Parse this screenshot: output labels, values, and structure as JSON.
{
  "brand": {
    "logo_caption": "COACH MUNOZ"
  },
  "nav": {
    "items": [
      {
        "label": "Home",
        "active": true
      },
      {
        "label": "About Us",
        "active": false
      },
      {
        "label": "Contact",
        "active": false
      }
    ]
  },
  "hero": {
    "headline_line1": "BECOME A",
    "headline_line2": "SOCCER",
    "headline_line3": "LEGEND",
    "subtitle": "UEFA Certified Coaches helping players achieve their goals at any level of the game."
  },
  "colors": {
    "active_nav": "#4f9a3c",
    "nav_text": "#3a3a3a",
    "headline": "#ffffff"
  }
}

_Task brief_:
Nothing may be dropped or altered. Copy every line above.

_The completed task_:
Parse this screenshot: output labels, values, and structure as JSON.
{
  "brand": {
    "logo_caption": "COACH MUNOZ"
  },
  "nav": {
    "items": [
      {
        "label": "Home",
        "active": true
      },
      {
        "label": "About Us",
        "active": false
      },
      {
        "label": "Contact",
        "active": false
      }
    ]
  },
  "hero": {
    "headline_line1": "BECOME A",
    "headline_line2": "SOCCER",
    "headline_line3": "LEGEND",
    "subtitle": "UEFA Certified Coaches helping players achieve their goals at any level of the game."
  },
  "colors": {
    "active_nav": "#4f9a3c",
    "nav_text": "#3a3a3a",
    "headline": "#ffffff"
  }
}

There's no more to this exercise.